How to Foster a Growth Mindset

Amy Jessica McMillan

Schwartz, K. What’s your learning disposition? How to foster students’ mindsets. (2014). MindShift. Retrieved from utm_source=feedburner&utm_medium=email&utm_campaign=Feed%3A+kqed%2FnHAK+%28MindShift%29

Stanford psychologist Carol Dweck has developed a compelling theory for how students learn. According to Dweck, students who have what she terms a “growth mindset” outperform those who don’t. This article, published in Mindshift, adds to Dweck’s theory by outlining a few other motivational mindsets. According to blog author Karen Scwartz, some important mindsets for students include feeling like they belong to an academic community, the belief that the work is valuable and that they can be successful, and the belief that their intelligence can grow with effort. Finally, Schwartz gives examples of several schools who focus on developing these mindsets with students.

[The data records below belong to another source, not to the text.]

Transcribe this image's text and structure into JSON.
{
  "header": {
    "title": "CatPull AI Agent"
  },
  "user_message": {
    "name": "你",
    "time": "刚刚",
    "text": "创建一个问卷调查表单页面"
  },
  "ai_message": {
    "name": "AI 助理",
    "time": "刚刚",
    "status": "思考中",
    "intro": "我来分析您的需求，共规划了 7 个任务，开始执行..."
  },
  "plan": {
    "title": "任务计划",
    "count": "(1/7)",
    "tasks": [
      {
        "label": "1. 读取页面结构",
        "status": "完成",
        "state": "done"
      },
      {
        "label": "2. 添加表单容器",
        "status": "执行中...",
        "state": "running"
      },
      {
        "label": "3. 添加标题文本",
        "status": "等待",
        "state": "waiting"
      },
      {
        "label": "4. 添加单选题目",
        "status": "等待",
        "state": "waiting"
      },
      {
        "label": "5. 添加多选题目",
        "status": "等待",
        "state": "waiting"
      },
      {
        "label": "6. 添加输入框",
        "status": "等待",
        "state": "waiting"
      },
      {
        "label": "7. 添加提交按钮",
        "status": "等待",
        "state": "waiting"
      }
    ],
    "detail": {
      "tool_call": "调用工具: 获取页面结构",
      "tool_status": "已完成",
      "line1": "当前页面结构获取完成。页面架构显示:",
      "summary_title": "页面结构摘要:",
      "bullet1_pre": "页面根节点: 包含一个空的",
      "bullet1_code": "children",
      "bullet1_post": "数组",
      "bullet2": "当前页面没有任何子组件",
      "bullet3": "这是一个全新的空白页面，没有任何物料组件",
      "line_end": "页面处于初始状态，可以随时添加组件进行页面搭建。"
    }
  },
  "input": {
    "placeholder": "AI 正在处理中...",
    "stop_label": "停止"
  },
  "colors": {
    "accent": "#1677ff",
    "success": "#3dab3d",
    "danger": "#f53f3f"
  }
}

This article gives several practical tips for encouraging students to stay motivated to learn. Most educators have worked with kids who have simply given up because they’ve decided they can’t succeed. Schwartz proposes some tools for reinvigorating those students and for keeping the rest as motivated as possible. I wonder why Schwartz differentiates the mindsets listed in her article from the ones Carol Dweck proposes in her research and in her book Mindset: The New Psychology of Success. In another Mindshift article titled “Beyond Talent and Smarts,” blogger Annie Murphy Paul (2012) explains Dweck’s research “has shown that children and adults who believe in the power of effort to overcome challenges [what she calls growth mindset] are more resilient and ultimately more successful than those who are convinced that ability is innate.” Regardless, Schwartz’s ideas about improving student learning outcomes are certainly thoughtful and intuitively compelling. She reminds us that our abilities and intelligences can grow based on the effort we put into our work. We teachers need to have that in the forefront of our minds every time we step in front of our students.